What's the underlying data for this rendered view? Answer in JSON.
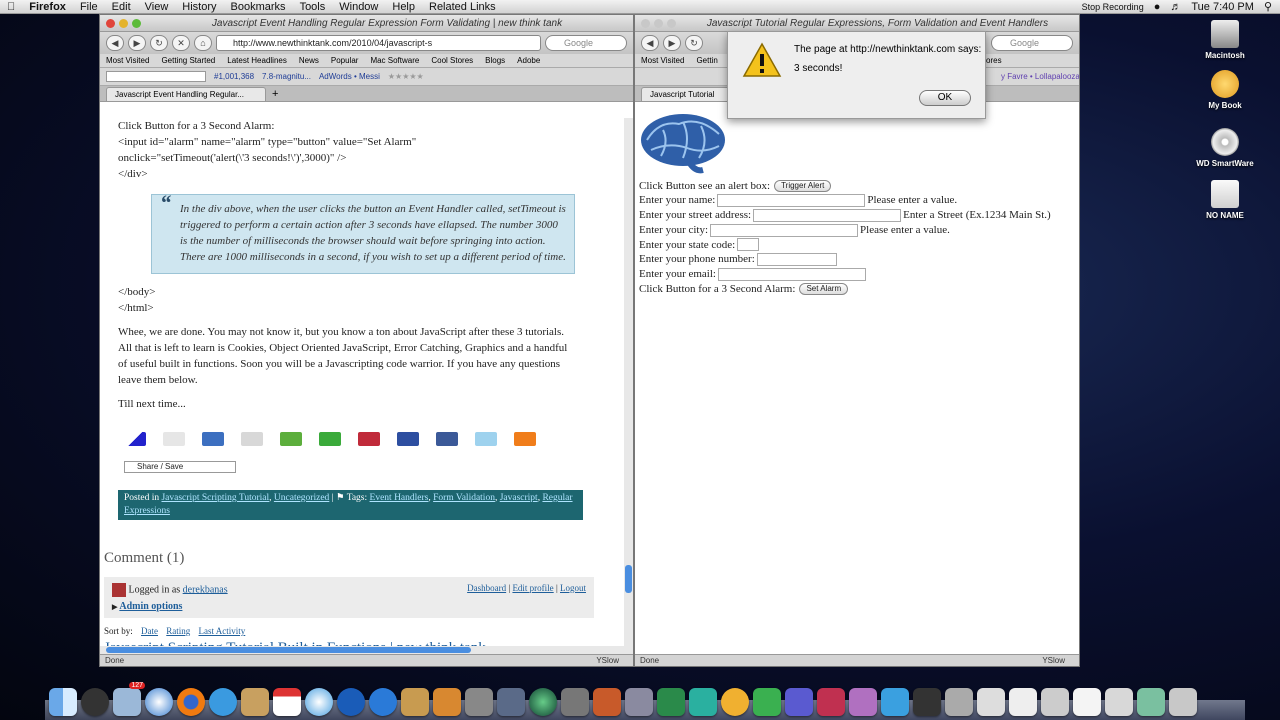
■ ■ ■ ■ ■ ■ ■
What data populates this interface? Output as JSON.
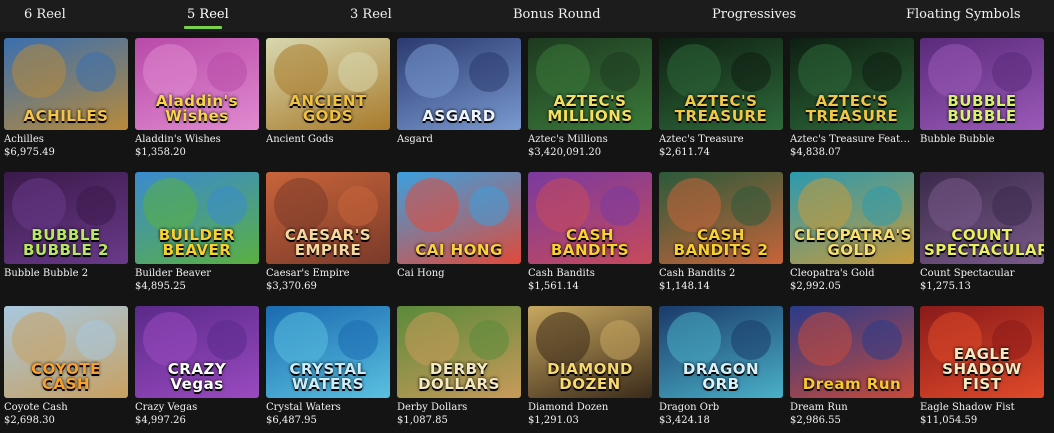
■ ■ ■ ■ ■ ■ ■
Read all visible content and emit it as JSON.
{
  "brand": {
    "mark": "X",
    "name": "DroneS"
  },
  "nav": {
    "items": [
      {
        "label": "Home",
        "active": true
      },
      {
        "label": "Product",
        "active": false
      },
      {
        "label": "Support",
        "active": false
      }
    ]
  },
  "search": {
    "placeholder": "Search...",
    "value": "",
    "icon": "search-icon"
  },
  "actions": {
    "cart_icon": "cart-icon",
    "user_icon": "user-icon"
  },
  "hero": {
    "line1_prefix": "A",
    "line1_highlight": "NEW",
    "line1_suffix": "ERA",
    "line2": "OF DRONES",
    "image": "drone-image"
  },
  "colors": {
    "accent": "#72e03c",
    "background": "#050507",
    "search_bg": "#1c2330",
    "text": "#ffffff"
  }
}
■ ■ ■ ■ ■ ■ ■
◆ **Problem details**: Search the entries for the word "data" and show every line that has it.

◆ **Task answer**:
What's the underlying data for this rendered view? Answer in JSON.
What data populates this interface? Output as JSON.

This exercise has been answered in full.